══ EXERCISE INPUT ══

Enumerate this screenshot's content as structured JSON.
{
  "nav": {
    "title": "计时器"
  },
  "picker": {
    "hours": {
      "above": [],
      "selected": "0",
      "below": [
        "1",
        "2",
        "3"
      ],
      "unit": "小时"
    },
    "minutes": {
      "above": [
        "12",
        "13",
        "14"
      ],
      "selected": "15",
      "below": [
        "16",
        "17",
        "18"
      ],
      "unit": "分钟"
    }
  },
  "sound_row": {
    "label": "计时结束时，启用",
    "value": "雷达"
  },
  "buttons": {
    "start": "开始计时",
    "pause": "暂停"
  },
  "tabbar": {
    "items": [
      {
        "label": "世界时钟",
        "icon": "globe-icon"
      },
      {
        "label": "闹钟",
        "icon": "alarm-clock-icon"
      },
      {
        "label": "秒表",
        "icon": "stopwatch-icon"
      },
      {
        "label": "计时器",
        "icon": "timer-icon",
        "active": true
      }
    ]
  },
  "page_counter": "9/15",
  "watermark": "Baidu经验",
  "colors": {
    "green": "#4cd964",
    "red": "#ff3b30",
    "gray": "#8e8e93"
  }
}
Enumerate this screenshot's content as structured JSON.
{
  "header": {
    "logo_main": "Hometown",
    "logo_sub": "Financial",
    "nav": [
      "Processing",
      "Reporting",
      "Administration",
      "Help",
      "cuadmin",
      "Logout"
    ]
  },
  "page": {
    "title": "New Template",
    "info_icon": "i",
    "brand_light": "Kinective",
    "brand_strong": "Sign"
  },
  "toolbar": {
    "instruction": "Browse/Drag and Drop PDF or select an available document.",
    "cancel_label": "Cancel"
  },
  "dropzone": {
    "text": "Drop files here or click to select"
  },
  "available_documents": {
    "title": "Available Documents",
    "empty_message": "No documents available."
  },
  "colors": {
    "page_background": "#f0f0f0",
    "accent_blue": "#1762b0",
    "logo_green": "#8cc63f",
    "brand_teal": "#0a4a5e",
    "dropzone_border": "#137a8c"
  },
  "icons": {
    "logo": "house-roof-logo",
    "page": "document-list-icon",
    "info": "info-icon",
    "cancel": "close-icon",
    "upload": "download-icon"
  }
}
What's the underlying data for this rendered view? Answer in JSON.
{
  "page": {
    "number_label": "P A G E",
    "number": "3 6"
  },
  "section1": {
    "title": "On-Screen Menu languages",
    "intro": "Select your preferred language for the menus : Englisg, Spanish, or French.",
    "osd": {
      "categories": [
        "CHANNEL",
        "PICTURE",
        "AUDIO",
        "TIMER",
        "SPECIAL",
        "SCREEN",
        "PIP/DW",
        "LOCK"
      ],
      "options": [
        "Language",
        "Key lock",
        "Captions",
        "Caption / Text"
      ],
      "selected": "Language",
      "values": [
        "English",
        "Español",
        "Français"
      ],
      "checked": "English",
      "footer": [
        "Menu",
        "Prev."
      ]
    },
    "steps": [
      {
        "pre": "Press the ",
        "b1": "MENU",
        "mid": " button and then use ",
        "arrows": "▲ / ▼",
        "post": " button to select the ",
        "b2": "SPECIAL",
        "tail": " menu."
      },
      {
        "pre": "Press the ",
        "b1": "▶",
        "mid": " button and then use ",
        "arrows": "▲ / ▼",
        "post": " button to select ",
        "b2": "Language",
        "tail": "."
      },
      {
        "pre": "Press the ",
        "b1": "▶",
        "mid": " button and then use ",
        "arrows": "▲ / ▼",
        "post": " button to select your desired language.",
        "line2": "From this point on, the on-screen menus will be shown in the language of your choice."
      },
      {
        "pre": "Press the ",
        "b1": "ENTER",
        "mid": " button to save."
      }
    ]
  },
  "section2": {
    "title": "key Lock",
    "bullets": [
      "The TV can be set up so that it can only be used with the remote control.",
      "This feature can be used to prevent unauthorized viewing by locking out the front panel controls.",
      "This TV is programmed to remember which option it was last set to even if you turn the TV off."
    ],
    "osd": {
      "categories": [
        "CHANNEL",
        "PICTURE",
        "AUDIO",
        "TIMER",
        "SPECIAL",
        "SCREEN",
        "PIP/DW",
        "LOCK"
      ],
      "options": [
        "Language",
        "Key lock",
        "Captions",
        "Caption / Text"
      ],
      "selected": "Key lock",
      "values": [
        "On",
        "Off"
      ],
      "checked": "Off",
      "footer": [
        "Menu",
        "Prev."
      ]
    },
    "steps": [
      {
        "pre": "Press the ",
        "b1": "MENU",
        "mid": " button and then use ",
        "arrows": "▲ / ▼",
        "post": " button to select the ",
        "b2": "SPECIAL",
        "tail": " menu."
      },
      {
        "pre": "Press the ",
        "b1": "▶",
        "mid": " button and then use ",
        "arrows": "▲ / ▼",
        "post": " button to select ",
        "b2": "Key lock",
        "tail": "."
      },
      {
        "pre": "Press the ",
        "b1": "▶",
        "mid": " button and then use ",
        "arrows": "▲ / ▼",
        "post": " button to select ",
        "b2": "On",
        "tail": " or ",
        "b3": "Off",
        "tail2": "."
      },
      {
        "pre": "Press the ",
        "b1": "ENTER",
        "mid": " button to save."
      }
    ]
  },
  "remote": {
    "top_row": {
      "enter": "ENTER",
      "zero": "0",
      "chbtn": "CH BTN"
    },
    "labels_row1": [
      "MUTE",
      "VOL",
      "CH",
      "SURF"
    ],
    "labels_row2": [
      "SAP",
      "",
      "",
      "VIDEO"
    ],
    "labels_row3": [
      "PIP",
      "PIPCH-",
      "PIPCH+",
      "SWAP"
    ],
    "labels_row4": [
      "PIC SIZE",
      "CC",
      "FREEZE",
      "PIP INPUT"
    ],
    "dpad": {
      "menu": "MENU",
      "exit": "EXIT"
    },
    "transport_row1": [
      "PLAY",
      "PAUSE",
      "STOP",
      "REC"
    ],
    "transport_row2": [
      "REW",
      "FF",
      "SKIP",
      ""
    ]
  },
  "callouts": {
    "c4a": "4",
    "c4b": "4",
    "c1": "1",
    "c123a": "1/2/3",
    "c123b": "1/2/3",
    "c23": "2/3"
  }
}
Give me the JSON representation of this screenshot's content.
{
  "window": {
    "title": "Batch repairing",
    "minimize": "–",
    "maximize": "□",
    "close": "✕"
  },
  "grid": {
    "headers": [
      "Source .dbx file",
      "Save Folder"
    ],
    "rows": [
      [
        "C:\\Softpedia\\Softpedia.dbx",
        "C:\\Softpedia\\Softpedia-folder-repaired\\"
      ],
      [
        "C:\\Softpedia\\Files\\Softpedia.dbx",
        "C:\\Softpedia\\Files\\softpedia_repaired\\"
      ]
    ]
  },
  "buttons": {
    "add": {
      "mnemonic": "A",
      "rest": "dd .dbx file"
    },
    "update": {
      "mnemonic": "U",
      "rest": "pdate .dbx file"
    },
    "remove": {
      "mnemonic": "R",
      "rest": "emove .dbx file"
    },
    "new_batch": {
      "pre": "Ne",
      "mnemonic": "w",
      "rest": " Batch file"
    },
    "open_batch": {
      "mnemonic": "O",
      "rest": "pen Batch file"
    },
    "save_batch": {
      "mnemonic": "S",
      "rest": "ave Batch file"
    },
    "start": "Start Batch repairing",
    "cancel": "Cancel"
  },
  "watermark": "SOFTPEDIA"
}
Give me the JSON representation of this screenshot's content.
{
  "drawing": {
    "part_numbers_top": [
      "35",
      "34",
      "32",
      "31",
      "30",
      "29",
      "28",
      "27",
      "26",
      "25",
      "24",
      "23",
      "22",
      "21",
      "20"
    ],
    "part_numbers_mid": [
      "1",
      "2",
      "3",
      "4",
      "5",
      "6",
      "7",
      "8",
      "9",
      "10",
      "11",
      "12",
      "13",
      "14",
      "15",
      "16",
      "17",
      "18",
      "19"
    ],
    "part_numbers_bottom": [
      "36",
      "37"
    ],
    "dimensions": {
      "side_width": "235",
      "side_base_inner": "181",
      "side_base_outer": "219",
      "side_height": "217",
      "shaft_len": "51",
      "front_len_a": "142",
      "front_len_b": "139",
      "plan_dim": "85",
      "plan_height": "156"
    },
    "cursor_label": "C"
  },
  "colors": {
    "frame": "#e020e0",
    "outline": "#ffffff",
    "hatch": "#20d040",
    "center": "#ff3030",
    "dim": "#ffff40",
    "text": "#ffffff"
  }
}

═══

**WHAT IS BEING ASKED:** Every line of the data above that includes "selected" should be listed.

**EXERCISE SOLUTION:**
      "selected": "0",
      "selected": "15",
      "selected": "Language",
      "selected": "Key lock",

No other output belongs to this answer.